I’m not usually at a loss for words. But as we pass through the second anniversary of the start of the COVID-19 pandemic in Canada, I feel myself struggling to find the right words.

This isn’t because there aren’t a million great words that could be used for this occasion. There are creative, illustrative ways in which to curse people in power or describe this moment, and hundreds of pithy fuck yous possible, all of which could be easily employed right now. No, I’m struggling to find the right words because I’ve used so many already that I have nothing left to say.

What can you say when you look at the state of COVID-19 politics in Canada and see that this is a country run by politicians who don’t give a rat’s ass about people getting sick and dying, so long as Loblaw, Rogers, and RBC all make their annual revenue goals?

What can you say when you look at how far we’ve come since March 2020, and think of all we’ve learned about the virus, and then realize that there’s still no political will to help people survive this pandemic?

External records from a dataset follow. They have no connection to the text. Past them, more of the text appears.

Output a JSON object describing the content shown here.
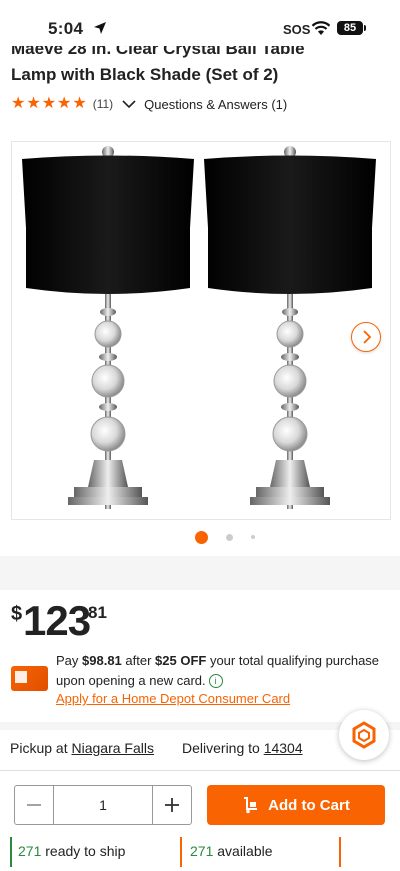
{
  "status_bar": {
    "time": "5:04",
    "sos": "SOS",
    "battery": "85"
  },
  "product": {
    "title_line1": "Maeve 28 in. Clear Crystal Ball Table",
    "title_line2": "Lamp with Black Shade (Set of 2)",
    "rating": 5,
    "review_count": "(11)",
    "qa_label": "Questions & Answers (1)"
  },
  "gallery": {
    "image_count": 3,
    "current_index": 1,
    "next_icon": "chevron-right-icon"
  },
  "price": {
    "currency": "$",
    "dollars": "123",
    "cents": "81"
  },
  "promo": {
    "pay_text": "Pay ",
    "pay_amount": "$98.81",
    "after_text": " after ",
    "off_amount": "$25 OFF",
    "rest_text": " your total qualifying purchase upon opening a new card.",
    "apply_link": "Apply for a Home Depot Consumer Card"
  },
  "fulfillment": {
    "pickup_label": "Pickup at ",
    "pickup_store": "Niagara Falls",
    "delivery_label": "Delivering to ",
    "delivery_zip": "14304"
  },
  "cart": {
    "quantity": "1",
    "add_to_cart": "Add to Cart"
  },
  "availability": {
    "ship_count": "271",
    "ship_text": " ready to ship",
    "avail_count": "271",
    "avail_text": " available"
  },
  "colors": {
    "accent": "#f96302",
    "green": "#2a8a3e"
  }
}
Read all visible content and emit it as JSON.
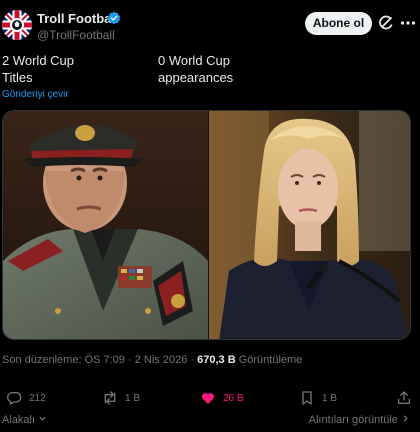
{
  "author": {
    "display_name": "Troll Football",
    "handle": "@TrollFootball",
    "verified": true,
    "avatar_icon": "uk-flag-avatar"
  },
  "header": {
    "follow_label": "Abone ol",
    "grok_icon": "grok-icon",
    "more_icon": "more-icon"
  },
  "tweet": {
    "left_line1": "2 World Cup",
    "left_line2": "Titles",
    "right_line1": "0 World Cup",
    "right_line2": "appearances",
    "translate_label": "Gönderiyi çevir"
  },
  "meta": {
    "edited_label": "Son düzenleme:",
    "time": "ÖS 7:09",
    "separator": "·",
    "date": "2 Nis 2026",
    "views_count": "670,3 B",
    "views_label": "Görüntüleme"
  },
  "actions": {
    "replies": "212",
    "retweets": "1 B",
    "likes": "26 B",
    "bookmarks": "1 B"
  },
  "footer": {
    "language_label": "Alakalı",
    "translations_label": "Alıntıları görüntüle"
  },
  "colors": {
    "background": "#000000",
    "text": "#e7e9ea",
    "muted": "#71767b",
    "link": "#1d9bf0",
    "like": "#f91880",
    "verified": "#1d9bf0"
  }
}
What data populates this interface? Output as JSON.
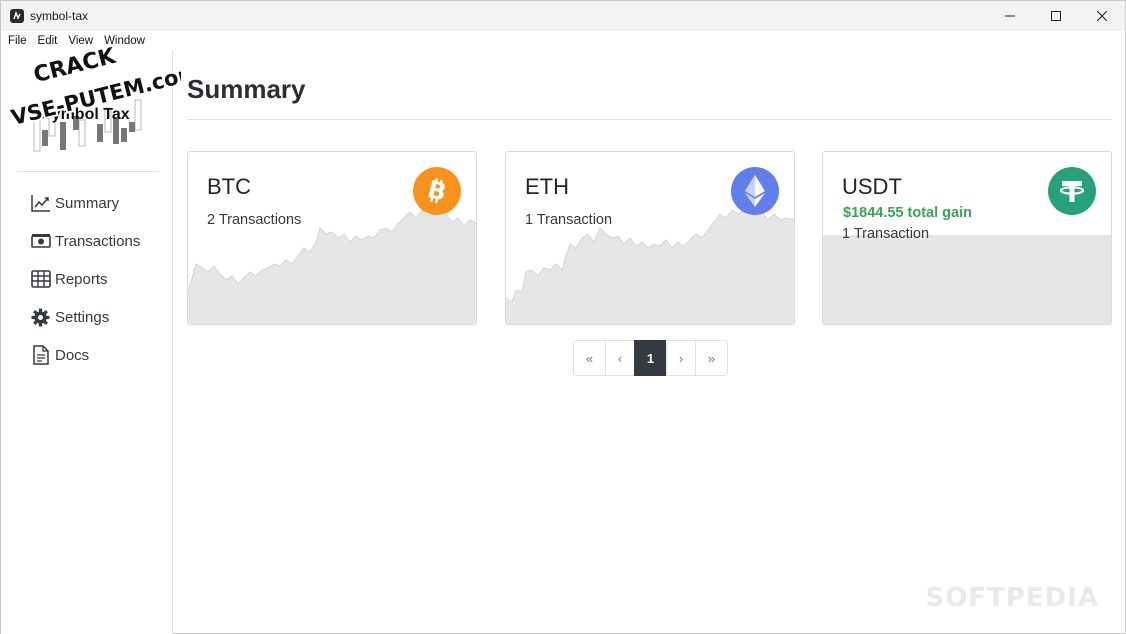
{
  "window": {
    "title": "symbol-tax"
  },
  "menubar": {
    "items": [
      "File",
      "Edit",
      "View",
      "Window"
    ]
  },
  "watermark": {
    "crack_line1": "CRACK",
    "crack_line2": "VSE-PUTEM.com",
    "softpedia": "SOFTPEDIA"
  },
  "brand": {
    "title": "Symbol Tax"
  },
  "nav": [
    {
      "label": "Summary",
      "icon": "chart-line-icon"
    },
    {
      "label": "Transactions",
      "icon": "cash-icon"
    },
    {
      "label": "Reports",
      "icon": "table-icon"
    },
    {
      "label": "Settings",
      "icon": "gear-icon"
    },
    {
      "label": "Docs",
      "icon": "document-icon"
    }
  ],
  "page": {
    "title": "Summary"
  },
  "cards": [
    {
      "symbol": "BTC",
      "gain": "",
      "transactions": "2 Transactions",
      "icon": "bitcoin-icon",
      "icon_color": "#f7931a"
    },
    {
      "symbol": "ETH",
      "gain": "",
      "transactions": "1 Transaction",
      "icon": "ethereum-icon",
      "icon_color": "#627eea"
    },
    {
      "symbol": "USDT",
      "gain": "$1844.55 total gain",
      "transactions": "1 Transaction",
      "icon": "tether-icon",
      "icon_color": "#26a17b"
    }
  ],
  "pagination": {
    "first": "«",
    "prev": "‹",
    "current": "1",
    "next": "›",
    "last": "»"
  },
  "colors": {
    "gain": "#3aa357",
    "sparkline_fill": "#e6e6e6",
    "active_page": "#343a40"
  }
}
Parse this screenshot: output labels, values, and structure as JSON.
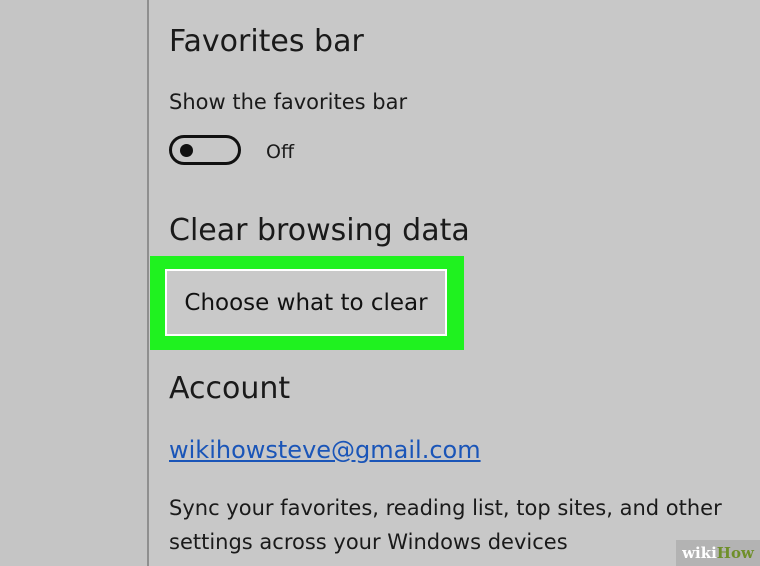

What can you say when you know that war is the most expedient way out of a global financial crisis, and you hear the sounds of war drums beating for months and months, and when it finally comes, you watch Canadian politicians try to suppress the smiles on their faces now that oil and commodity prices are surging, and that our own war industries can be kicked into higher gear so that we can deliver the Ukrainians the hand grenades and rocket launchers we’ve promised?

What can you say when you’ve literally written the book about the past two years, and yet Canada’s media establishment still refuses to engage with these sorts of criticisms, instead rediscovering things over and over, for a readership that is assumed to be as sharp as a school of goldfish?

Nothing. There’s nothing to say.

There’s no point in saying COVID-19 is airborne, masks are safe and effective, or that we need PCR testing, because they already know these things.

There’s no point in reminding people that restrictions aren’t all or nothing, and that there are huge spaces between all and nothing that we could live within, comfortably, and with as much safety as possible. They know this very well, but it’s politically beneficial for them to pretend that there are only two states: open and closed.

There’s no point in referencing the fact that the poorest Canadians weren’t really given anything at all to help them survive this pandemic, because they already know that too.

There’s especially no point in saying these things if you hope that the result will be a change in heart for Ontario’s Premier, Doug Ford, slightly less suckage from Saskatchewan’s Premier, Scott Moe, or actual social democracy from British Columbia’s Premier, John Horgan. Don’t dare criticize Prime Minister Justin Trudeau, the man most stymied by Canadian federalism in the country — these men are all doing their best. Some will never change. Others, meanwhile, would say, ‘Well, Nora, you have no idea how complicated it is to be the leader of the province and oh boy would I love to see you try.’

There’s no point in saying these things because if you do say them, you start to feel like throwing yourself into the gears of the machine in a futile attempt to stop it from grinding on, as if it hasn’t chewed up better and more important corpses than yours (mine?) already.

The government has recorded more than 37,000 deaths attributed to COVID-19 in Canada, with who knows how many having gone unreported. As a final insult to these people, Canada has turned to them as they suffered, trying to breathe, choking on their own with failing lungs, and said coolly: your deaths have been in vain. Because Canada — our politicians specifically, but our ruling class in general — decided profits were more important to save than their lives.

And really, that’s all this comes down to, which there’s no point in saying either, because the evidence is clear and abundant, and, for some of these ghouls, even a source of pride.

Two years ago, the brakes were slammed on my life so fast that I was launched into the atmosphere. It took months for me to find my way back down to solid ground. The same thing probably happened to your life, too. The collective trauma of this moment will define the coming decades. It also really could have justified a national, two-week paid holiday for everyone.

But there’s barely a point in even saying that, because words have failed to make any change whatsoever. Words are cheap, as freelancers know. And we’re well beyond the time of words, just in time for there to be nothing left to say.